(Vorsokratiker5 83)

1. Aristot. Soph. El. 174 b 30: ἐπιχειρητέον δʼ ἐνίοτε καὶ πρὸς ἄλλα τοῦ εἰρημένου, ἐκεῖνο ἐκλαβόντας, ἐὰν μὴ πρὸς τὸ κείμενον ἔχῃ τις ἐπιχειρεῖν. ὅπερ ὁ Λυκόφρων ἐποίησε, προβληθέντος λύραν ἐγκωμιάζειν.

Alexander ad locum ab instrumento musico Lycophronem ad lyram, caeleste sidus, declinasse ait. Cf. Gorgiae frg. B VII 19, etiam Aristot. rhet. 1405 b 35, 1406 a 7.


XXVI. Lycophron


1. Aristotle, Sophistical Refutations: Sometimes one must attack something other than what has been said, excluding the latter, if one has no arguments against the actual issue at hand. This is what Lycophron did as he was tasked with praising a lyre.[1]

[1] According to the commentators, he praised the constellation Lyra instead, which in Greek is the same word.

Alexander ad loc. claims that Lycophron slid from the lyre as an instrument to the lyre as a constellation.
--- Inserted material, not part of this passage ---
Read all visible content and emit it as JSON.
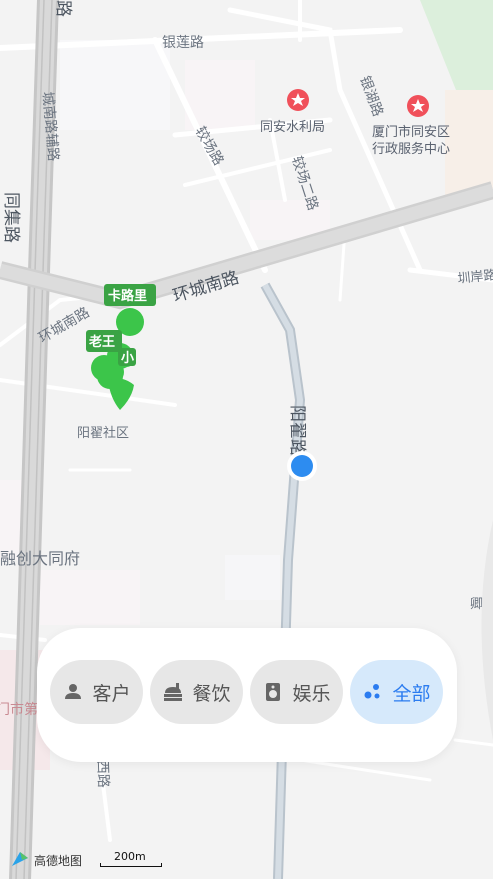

Cf. Gorgias frag. B VII 19; Aristot. Rhetoric 1405 b 35, 1406 a 7.